Cecilia M.

St. John's, Newfoundland and Labrador

Avalon Regional Heritage Fair

High Fashion in the High North

This project explores how Inuit people cope with their environment by looking specifically at clothing. I focus on the Amauti and show how its function and beauty challenge stereotypes of Inuit and Northern life.



What was the most interesting thing you learned about your topic?

The most interesting thing that I learned was about the different types of Inuit people who live in different parts of the North. I learned that some of these differences had to do with how the Europeans came to some of the groups before other groups, which influenced and changed language and culture. This shows me how Europeans had a huge influence on the Inuit and makes me wonder about how their culture might have been, what their styles of life might have been, if they hadn't been in contact with Europeans.

What important lessons have you learned that you want to share with other Canadians?

I would want to share the lesson that while many people think that Inuit culture is underdeveloped or hard because it is in the North, it is not. Just because they don't have the latest "things," they still have a deep culture with many particular ways of doing things that we need to be open minded to understand. This project shows how through artwork and the emotion put into clothing the real culture of life in the North, while it can be hard, is beautiful.

How would you compare your life today to the lives of those studied in your project?

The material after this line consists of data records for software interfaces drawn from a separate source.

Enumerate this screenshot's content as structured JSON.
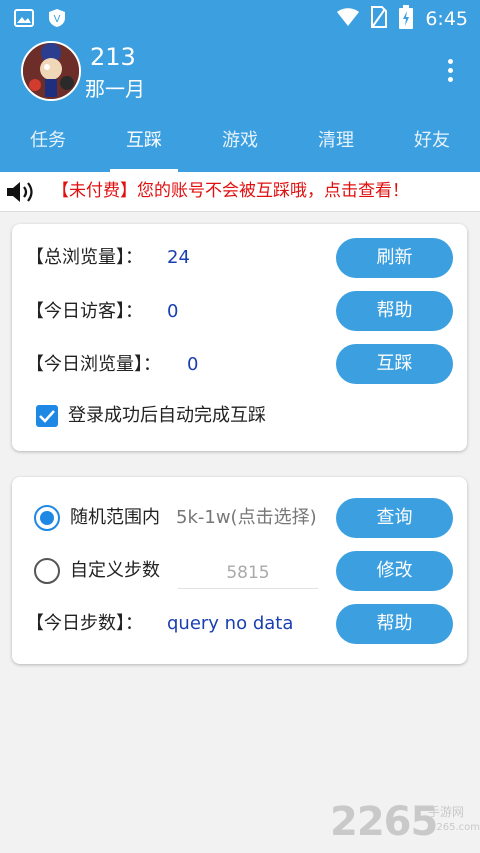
{
  "status_bar": {
    "time": "6:45"
  },
  "header": {
    "user_name": "213",
    "user_subtitle": "那一月"
  },
  "tabs": [
    {
      "label": "任务"
    },
    {
      "label": "互踩"
    },
    {
      "label": "游戏"
    },
    {
      "label": "清理"
    },
    {
      "label": "好友"
    }
  ],
  "notice": {
    "text": "【未付费】您的账号不会被互踩哦，点击查看！"
  },
  "stats": {
    "total_views_label": "【总浏览量】：",
    "total_views_value": "24",
    "today_visitors_label": "【今日访客】：",
    "today_visitors_value": "0",
    "today_views_label": "【今日浏览量】：",
    "today_views_value": "0",
    "refresh_button": "刷新",
    "help_button": "帮助",
    "mutual_button": "互踩",
    "auto_complete_label": "登录成功后自动完成互踩",
    "auto_complete_checked": true
  },
  "steps": {
    "random_label": "随机范围内",
    "random_hint": "5k-1w(点击选择)",
    "random_selected": true,
    "custom_label": "自定义步数",
    "custom_placeholder": "5815",
    "today_steps_label": "【今日步数】：",
    "today_steps_value": "query no data",
    "query_button": "查询",
    "modify_button": "修改",
    "help_button": "帮助"
  },
  "watermark": {
    "digits": "2265",
    "site_cn": "手游网",
    "site_url": "2265.com"
  },
  "colors": {
    "primary": "#3b9fe0",
    "notice_red": "#e01010",
    "value_blue": "#1a3fb0",
    "check_blue": "#1e88e5"
  },
  "icons": {
    "status_left": [
      "image-icon",
      "shield-icon"
    ],
    "status_right": [
      "wifi-icon",
      "no-sim-icon",
      "battery-icon"
    ],
    "notice": "speaker-icon",
    "menu": "more-vertical-icon"
  }
}
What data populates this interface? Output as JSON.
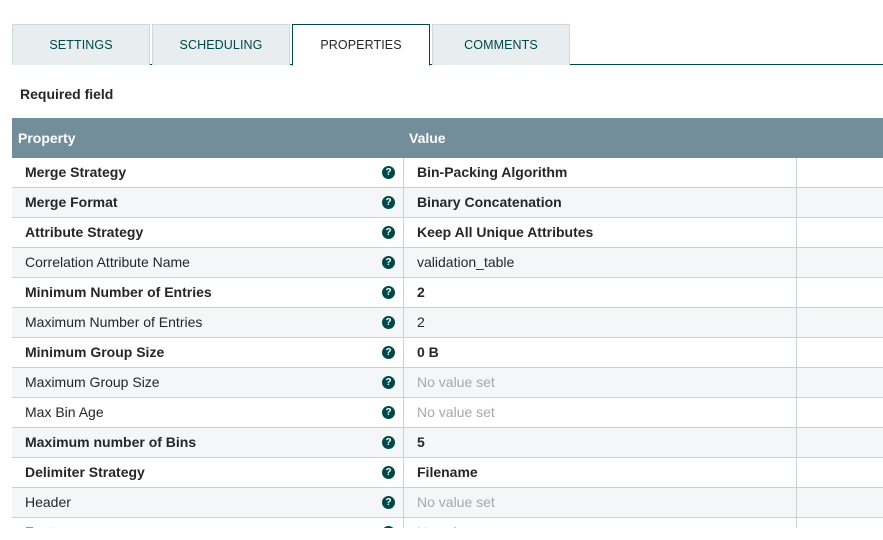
{
  "tabs": [
    {
      "label": "SETTINGS",
      "active": false
    },
    {
      "label": "SCHEDULING",
      "active": false
    },
    {
      "label": "PROPERTIES",
      "active": true
    },
    {
      "label": "COMMENTS",
      "active": false
    }
  ],
  "required_label": "Required field",
  "table": {
    "headers": {
      "property": "Property",
      "value": "Value"
    },
    "rows": [
      {
        "name": "Merge Strategy",
        "required": true,
        "value": "Bin-Packing Algorithm",
        "set": true
      },
      {
        "name": "Merge Format",
        "required": true,
        "value": "Binary Concatenation",
        "set": true
      },
      {
        "name": "Attribute Strategy",
        "required": true,
        "value": "Keep All Unique Attributes",
        "set": true
      },
      {
        "name": "Correlation Attribute Name",
        "required": false,
        "value": "validation_table",
        "set": true
      },
      {
        "name": "Minimum Number of Entries",
        "required": true,
        "value": "2",
        "set": true
      },
      {
        "name": "Maximum Number of Entries",
        "required": false,
        "value": "2",
        "set": true
      },
      {
        "name": "Minimum Group Size",
        "required": true,
        "value": "0 B",
        "set": true
      },
      {
        "name": "Maximum Group Size",
        "required": false,
        "value": "No value set",
        "set": false
      },
      {
        "name": "Max Bin Age",
        "required": false,
        "value": "No value set",
        "set": false
      },
      {
        "name": "Maximum number of Bins",
        "required": true,
        "value": "5",
        "set": true
      },
      {
        "name": "Delimiter Strategy",
        "required": true,
        "value": "Filename",
        "set": true
      },
      {
        "name": "Header",
        "required": false,
        "value": "No value set",
        "set": false
      },
      {
        "name": "Footer",
        "required": false,
        "value": "No value set",
        "set": false
      }
    ]
  },
  "icons": {
    "help": "question-circle-icon",
    "help_glyph": "?"
  },
  "colors": {
    "accent": "#004849",
    "header_bg": "#728e9b",
    "tab_bg": "#e8edf0",
    "row_alt": "#f4f6f7",
    "unset_text": "#a8a8a8"
  }
}
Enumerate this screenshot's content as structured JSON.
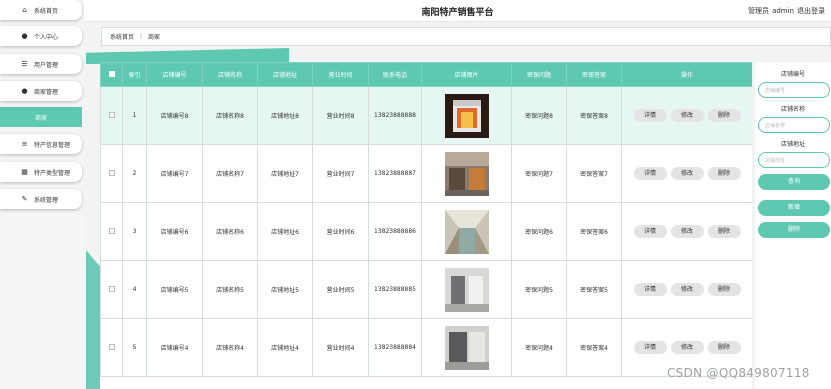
{
  "sidebar": {
    "items": [
      {
        "label": "系统首页",
        "icon": "home-icon",
        "glyph": "⌂"
      },
      {
        "label": "个人中心",
        "icon": "user-icon",
        "glyph": "●"
      },
      {
        "label": "用户管理",
        "icon": "sliders-icon",
        "glyph": "☰"
      },
      {
        "label": "商家管理",
        "icon": "user-icon",
        "glyph": "●"
      },
      {
        "label": "商家",
        "icon": "",
        "glyph": ""
      },
      {
        "label": "特产信息管理",
        "icon": "list-icon",
        "glyph": "≡"
      },
      {
        "label": "特产类型管理",
        "icon": "grid-icon",
        "glyph": "▦"
      },
      {
        "label": "系统管理",
        "icon": "settings-icon",
        "glyph": "✎"
      }
    ]
  },
  "header": {
    "title": "南阳特产销售平台",
    "user_role": "管理员",
    "username": "admin",
    "logout": "退出登录"
  },
  "breadcrumb": {
    "home": "系统首页",
    "sep": "⋮",
    "current": "商家"
  },
  "table": {
    "headers": [
      "索引",
      "店铺编号",
      "店铺名称",
      "店铺地址",
      "营业时间",
      "联系电话",
      "店铺图片",
      "密保问题",
      "密保答案",
      "操作"
    ],
    "rows": [
      {
        "idx": "1",
        "code": "店铺编号8",
        "name": "店铺名称8",
        "addr": "店铺地址8",
        "hours": "营业时间8",
        "phone": "13823888888",
        "q": "密保问题8",
        "a": "密保答案8"
      },
      {
        "idx": "2",
        "code": "店铺编号7",
        "name": "店铺名称7",
        "addr": "店铺地址7",
        "hours": "营业时间7",
        "phone": "13823888887",
        "q": "密保问题7",
        "a": "密保答案7"
      },
      {
        "idx": "3",
        "code": "店铺编号6",
        "name": "店铺名称6",
        "addr": "店铺地址6",
        "hours": "营业时间6",
        "phone": "13823888886",
        "q": "密保问题6",
        "a": "密保答案6"
      },
      {
        "idx": "4",
        "code": "店铺编号5",
        "name": "店铺名称5",
        "addr": "店铺地址5",
        "hours": "营业时间5",
        "phone": "13823888885",
        "q": "密保问题5",
        "a": "密保答案5"
      },
      {
        "idx": "5",
        "code": "店铺编号4",
        "name": "店铺名称4",
        "addr": "店铺地址4",
        "hours": "营业时间4",
        "phone": "13823888884",
        "q": "密保问题4",
        "a": "密保答案4"
      }
    ],
    "actions": {
      "detail": "详情",
      "edit": "修改",
      "delete": "删除"
    }
  },
  "search": {
    "code_label": "店铺编号",
    "code_placeholder": "店铺编号",
    "name_label": "店铺名称",
    "name_placeholder": "店铺名称",
    "addr_label": "店铺地址",
    "addr_placeholder": "店铺地址",
    "query": "查询",
    "add": "新增",
    "delete": "删除"
  },
  "watermark": "CSDN @QQ849807118",
  "colors": {
    "accent": "#5ec8b0",
    "selected_row": "#e6f6f2"
  }
}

Me and a lot of the people I know don't have the same physical strengths and determination as Inuit people in the North. We can go get our food at supermarkets, while they have to hunt and put in real effort to make sure they survive. They also have different ways to entertain themselves. For us, we use a lot of technology, ipads and things, whereas they use traditional games, like spear-the-caribou, to help them develop the skills they need to hunt